__GIVEN DATA__.
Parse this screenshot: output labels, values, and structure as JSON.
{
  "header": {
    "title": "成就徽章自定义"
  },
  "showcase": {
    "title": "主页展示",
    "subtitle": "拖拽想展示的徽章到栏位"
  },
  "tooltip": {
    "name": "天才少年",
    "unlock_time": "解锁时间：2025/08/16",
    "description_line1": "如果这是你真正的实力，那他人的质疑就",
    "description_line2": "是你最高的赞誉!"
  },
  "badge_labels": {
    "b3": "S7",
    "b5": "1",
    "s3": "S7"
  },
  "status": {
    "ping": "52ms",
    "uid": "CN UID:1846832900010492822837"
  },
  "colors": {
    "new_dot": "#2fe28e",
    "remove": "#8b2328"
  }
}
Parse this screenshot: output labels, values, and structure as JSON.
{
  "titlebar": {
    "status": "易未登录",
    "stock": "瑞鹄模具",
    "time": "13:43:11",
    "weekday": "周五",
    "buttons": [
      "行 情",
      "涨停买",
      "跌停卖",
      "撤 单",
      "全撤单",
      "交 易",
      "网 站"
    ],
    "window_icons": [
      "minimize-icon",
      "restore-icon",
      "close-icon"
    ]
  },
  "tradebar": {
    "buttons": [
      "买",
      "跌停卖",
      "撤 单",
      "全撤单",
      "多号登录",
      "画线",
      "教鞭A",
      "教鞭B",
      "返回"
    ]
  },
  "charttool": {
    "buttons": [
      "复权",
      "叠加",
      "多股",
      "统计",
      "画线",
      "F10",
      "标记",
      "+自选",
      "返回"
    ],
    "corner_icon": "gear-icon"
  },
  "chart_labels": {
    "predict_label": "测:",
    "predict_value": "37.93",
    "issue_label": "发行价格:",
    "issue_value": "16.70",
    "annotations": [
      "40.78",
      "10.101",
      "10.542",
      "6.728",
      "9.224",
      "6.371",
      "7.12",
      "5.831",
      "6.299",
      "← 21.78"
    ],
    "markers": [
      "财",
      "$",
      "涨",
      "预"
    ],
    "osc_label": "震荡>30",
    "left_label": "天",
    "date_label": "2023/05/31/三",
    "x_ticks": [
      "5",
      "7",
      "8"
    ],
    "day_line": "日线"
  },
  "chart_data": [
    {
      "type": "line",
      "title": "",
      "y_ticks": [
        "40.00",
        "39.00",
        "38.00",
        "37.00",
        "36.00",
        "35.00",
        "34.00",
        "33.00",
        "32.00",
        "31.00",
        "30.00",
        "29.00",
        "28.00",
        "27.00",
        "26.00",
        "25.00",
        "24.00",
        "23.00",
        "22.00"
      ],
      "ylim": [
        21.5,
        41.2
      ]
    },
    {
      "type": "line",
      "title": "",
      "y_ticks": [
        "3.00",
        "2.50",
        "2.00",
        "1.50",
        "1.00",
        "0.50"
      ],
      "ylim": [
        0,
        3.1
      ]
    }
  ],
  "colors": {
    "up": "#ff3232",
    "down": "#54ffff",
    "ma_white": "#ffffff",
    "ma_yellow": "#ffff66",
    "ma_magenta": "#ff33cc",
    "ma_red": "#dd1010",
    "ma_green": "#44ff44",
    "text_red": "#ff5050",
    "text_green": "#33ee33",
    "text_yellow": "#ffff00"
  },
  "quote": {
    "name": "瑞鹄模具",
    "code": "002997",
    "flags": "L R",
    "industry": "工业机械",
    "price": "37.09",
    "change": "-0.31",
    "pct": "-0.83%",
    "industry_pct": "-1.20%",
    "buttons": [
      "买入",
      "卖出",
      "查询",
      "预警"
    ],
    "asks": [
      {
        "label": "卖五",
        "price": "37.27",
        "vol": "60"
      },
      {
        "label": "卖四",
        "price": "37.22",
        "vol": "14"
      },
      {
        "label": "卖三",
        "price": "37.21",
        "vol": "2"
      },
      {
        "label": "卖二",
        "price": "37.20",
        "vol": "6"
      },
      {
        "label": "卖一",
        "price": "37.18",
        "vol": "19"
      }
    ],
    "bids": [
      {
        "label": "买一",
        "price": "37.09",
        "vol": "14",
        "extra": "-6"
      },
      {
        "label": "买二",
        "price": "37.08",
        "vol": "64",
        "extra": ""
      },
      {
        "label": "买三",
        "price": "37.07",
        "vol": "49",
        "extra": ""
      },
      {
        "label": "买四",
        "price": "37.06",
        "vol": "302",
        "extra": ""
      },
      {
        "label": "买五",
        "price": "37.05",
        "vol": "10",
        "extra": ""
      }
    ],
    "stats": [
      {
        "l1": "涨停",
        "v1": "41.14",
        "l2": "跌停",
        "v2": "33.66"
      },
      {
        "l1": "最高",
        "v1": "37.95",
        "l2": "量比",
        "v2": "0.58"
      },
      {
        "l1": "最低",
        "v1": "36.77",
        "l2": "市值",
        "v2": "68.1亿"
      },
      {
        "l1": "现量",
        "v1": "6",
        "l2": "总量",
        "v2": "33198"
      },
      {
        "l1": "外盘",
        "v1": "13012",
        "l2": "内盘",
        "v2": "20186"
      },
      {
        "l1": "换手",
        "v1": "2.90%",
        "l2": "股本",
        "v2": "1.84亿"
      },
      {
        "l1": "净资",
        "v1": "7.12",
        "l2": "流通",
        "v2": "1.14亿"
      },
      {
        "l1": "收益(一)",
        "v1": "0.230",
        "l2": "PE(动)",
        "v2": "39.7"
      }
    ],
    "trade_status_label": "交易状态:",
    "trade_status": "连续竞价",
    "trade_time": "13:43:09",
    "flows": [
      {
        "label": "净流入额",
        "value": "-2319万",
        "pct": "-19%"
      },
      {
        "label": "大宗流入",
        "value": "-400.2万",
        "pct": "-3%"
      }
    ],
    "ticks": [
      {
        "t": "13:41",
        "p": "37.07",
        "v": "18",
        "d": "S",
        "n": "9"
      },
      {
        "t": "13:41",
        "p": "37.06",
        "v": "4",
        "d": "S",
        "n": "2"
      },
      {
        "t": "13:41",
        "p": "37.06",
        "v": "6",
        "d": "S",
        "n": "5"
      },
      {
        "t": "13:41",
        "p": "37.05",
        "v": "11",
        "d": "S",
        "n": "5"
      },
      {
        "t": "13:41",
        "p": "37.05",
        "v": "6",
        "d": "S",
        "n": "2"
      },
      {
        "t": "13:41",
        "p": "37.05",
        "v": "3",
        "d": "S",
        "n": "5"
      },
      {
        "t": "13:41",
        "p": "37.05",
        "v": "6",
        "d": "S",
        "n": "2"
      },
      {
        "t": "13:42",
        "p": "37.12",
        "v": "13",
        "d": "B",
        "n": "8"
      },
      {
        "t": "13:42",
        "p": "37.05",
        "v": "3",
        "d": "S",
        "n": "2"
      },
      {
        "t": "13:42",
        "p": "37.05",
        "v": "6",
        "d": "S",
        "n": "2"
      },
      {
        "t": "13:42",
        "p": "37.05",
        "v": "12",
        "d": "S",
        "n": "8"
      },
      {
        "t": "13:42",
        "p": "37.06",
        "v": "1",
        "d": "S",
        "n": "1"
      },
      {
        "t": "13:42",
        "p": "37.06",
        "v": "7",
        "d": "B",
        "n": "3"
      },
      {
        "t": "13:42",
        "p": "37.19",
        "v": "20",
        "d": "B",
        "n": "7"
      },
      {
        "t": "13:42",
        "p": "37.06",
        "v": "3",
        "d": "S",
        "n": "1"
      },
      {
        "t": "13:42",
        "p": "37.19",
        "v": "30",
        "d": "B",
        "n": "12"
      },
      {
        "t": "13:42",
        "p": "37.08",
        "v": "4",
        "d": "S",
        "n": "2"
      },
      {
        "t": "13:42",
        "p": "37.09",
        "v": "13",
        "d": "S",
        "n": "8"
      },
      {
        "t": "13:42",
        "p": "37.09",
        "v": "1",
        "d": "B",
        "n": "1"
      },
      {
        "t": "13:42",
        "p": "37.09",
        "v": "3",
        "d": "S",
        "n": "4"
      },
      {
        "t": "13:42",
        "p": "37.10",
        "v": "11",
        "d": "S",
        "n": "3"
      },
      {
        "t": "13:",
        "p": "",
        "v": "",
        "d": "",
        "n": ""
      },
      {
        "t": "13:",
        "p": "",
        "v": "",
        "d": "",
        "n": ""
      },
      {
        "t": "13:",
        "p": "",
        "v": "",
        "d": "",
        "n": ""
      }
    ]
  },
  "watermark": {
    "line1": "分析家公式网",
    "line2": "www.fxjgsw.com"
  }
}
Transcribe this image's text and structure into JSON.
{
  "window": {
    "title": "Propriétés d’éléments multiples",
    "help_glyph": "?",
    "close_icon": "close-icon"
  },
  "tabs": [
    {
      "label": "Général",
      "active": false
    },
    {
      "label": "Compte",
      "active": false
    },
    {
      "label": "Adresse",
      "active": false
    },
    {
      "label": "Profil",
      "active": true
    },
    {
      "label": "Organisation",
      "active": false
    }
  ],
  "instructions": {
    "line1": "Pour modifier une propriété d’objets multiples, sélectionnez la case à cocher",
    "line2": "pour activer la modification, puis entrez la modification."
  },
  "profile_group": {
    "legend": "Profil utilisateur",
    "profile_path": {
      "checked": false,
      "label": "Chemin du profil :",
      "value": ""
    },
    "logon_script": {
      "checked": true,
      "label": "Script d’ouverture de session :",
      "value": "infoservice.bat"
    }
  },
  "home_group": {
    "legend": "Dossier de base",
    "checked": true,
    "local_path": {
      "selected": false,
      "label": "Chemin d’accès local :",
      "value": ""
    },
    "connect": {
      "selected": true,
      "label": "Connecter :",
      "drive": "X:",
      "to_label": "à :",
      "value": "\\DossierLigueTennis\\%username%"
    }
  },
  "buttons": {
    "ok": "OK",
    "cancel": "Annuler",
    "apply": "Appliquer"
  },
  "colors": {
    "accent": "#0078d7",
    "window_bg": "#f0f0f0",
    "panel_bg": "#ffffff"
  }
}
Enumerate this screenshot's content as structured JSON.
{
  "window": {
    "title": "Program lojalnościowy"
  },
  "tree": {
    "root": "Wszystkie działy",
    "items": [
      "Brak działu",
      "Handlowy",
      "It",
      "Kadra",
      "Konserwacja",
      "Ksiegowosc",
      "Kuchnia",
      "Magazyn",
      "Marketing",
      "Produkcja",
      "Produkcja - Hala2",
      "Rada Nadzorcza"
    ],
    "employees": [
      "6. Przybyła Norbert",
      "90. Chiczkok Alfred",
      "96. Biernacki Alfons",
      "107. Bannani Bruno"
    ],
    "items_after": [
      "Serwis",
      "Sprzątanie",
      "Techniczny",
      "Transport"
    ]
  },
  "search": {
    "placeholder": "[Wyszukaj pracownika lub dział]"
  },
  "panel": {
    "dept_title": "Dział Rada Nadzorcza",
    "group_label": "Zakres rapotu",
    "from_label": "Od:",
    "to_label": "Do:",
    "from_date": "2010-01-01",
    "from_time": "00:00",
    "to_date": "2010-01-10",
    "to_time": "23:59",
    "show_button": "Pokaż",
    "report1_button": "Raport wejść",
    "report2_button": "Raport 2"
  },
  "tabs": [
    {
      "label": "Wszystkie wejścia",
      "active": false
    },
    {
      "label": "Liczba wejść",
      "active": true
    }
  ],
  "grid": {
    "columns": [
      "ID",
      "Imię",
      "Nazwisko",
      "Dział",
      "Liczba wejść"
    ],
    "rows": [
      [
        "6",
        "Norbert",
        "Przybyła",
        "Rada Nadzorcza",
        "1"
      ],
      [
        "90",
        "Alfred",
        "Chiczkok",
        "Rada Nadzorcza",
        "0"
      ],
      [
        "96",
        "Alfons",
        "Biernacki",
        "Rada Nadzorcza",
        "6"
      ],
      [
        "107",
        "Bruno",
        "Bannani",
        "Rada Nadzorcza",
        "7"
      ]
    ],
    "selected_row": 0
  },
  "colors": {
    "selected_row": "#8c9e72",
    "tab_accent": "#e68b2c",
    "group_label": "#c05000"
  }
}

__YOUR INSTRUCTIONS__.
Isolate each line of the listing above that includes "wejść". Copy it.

__SOLUTION TO THIS PROBLEM__.
    "report1_button": "Raport wejść",
      "label": "Liczba wejść",
      "Liczba wejść"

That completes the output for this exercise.